But once Wall came back on the floor, he clearly had no intentions of ever leaving it again. He's played all 44 games since making his return, guiding Washington to a 24-20 mark along the way. Nene was around for 38 of those games, 22 of them resulting in Wizards wins.
So on the season, Washington holds a 22-16 mark when both Wall and Nene play, good enough for a .579 winning percentage—the same such mark as the fourth-seeded Brooklyn Nets.
And it hasn't been a case of just feasting on a generous schedule. In fact, those same Nets are among the nine different playoff teams that Wall, Nene and the rest of the Wizards have handled over the past three months.
Of course, this run would have never been possible had the Wizards simply returned the same Wall that the hoops world has watched for the past two seasons. You know, the one floating around the league average player efficiency rating with nothing resembling a jump shot or a control of the basketball.
But this Wall was unlike anything hoops fans had seen before, save from perhaps the most optimistic visions stemming from his lone season speeding through the college ranks.
On the surface, the numbers don't capture his improvement. In fact, his 7.6 assists per game puts him on pace for a career low. His 18.0 points per game would be a career high, but suggest he's more of a complementary piece rather than a franchise cornerstone.
Looking beyond the base numbers, though, offers a clear glimpse of just how far along the third-year guard really is. His field-goal percentage (44.6), free-throw percentage (81.9) and player efficiency rating (20.7) are all career bests.
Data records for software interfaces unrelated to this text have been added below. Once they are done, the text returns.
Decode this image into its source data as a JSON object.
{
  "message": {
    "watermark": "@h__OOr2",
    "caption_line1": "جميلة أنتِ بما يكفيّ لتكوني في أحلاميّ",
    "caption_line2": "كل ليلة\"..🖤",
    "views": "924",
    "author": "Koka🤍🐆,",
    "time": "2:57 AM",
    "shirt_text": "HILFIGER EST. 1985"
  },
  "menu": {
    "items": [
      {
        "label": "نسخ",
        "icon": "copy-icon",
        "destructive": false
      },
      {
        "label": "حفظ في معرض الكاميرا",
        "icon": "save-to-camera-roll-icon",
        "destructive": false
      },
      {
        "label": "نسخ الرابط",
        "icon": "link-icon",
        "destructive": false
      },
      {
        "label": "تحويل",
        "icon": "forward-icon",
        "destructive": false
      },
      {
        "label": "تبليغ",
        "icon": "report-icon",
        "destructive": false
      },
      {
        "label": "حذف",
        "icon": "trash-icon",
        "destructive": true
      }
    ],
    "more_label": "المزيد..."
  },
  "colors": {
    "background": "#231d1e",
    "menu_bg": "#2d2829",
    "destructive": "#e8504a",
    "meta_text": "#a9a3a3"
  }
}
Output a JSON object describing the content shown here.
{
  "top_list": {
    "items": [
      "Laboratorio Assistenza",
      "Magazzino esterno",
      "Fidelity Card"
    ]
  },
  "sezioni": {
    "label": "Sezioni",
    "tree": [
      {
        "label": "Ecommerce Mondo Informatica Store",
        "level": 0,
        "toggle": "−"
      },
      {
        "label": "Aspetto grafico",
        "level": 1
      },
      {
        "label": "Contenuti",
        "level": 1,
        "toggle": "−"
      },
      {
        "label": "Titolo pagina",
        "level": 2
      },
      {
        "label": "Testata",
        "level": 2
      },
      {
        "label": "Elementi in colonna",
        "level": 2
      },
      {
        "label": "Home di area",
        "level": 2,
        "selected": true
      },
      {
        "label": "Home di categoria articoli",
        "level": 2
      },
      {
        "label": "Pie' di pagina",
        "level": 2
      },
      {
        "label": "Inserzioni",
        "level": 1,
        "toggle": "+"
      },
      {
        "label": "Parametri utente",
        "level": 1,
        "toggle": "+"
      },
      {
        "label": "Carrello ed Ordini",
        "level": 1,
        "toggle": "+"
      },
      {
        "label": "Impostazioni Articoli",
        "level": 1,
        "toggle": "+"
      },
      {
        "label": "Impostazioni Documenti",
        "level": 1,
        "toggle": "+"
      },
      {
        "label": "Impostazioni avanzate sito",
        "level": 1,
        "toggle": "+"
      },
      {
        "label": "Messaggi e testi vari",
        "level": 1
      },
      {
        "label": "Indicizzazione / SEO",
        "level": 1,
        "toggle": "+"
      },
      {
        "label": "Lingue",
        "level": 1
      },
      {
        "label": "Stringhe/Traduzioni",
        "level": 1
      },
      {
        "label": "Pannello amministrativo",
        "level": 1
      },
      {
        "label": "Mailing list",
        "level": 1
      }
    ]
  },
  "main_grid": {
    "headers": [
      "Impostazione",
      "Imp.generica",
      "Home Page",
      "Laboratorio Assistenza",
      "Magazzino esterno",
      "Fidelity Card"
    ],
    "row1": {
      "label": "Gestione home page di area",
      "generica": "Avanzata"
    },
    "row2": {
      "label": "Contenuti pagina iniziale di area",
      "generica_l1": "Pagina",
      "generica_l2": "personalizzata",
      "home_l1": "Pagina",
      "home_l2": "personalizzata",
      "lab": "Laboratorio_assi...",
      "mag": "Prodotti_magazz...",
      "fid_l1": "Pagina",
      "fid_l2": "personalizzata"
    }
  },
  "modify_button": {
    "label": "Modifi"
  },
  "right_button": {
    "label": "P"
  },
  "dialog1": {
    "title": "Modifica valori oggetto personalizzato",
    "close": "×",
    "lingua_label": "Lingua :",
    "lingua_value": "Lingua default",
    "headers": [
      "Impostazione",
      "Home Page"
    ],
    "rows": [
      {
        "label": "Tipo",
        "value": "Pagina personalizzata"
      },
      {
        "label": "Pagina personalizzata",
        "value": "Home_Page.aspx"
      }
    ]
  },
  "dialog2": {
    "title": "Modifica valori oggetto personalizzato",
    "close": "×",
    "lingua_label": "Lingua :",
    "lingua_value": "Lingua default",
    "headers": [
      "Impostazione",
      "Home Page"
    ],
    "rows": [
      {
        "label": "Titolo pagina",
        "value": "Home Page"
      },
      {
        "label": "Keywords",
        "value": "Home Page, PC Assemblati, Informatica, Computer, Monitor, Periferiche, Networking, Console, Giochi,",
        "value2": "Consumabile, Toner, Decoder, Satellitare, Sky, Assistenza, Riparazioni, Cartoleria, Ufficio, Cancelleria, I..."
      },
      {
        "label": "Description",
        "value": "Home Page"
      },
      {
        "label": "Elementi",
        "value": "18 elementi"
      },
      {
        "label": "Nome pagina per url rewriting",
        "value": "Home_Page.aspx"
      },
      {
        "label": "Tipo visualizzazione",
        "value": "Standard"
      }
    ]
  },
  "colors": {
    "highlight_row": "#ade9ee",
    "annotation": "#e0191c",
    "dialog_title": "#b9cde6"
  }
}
And his scoring numbers would push him into the elite discussion if he hadn't been limited to just 32.3 minutes per game.
This improved version of Wall, combined with the steady hand of Nene (12.7 points, 6.7 rebounds per game) and tantalizing potential of rookie Bradley Beal (38.6 three-point percentage), won't simply put Washington into the playoff discussion.
It may offer the Wizards the brightest future in the Eastern Conference, assuming the Washington front office can lock up Wall in a long-term extension before he joins the star-studded 2014 free-agent class.
The Miami Heat, Indiana Pacers and Atlanta Hawks will have their own free agency issues to sort out. The Boston Celtics are perhaps already showing signs of their age, and the Nets and New York Knicks may not be far away from doing the same.
So could these Wizards be a playoff team with a healthy Wall? Absolutely.
But really, why should they stop there?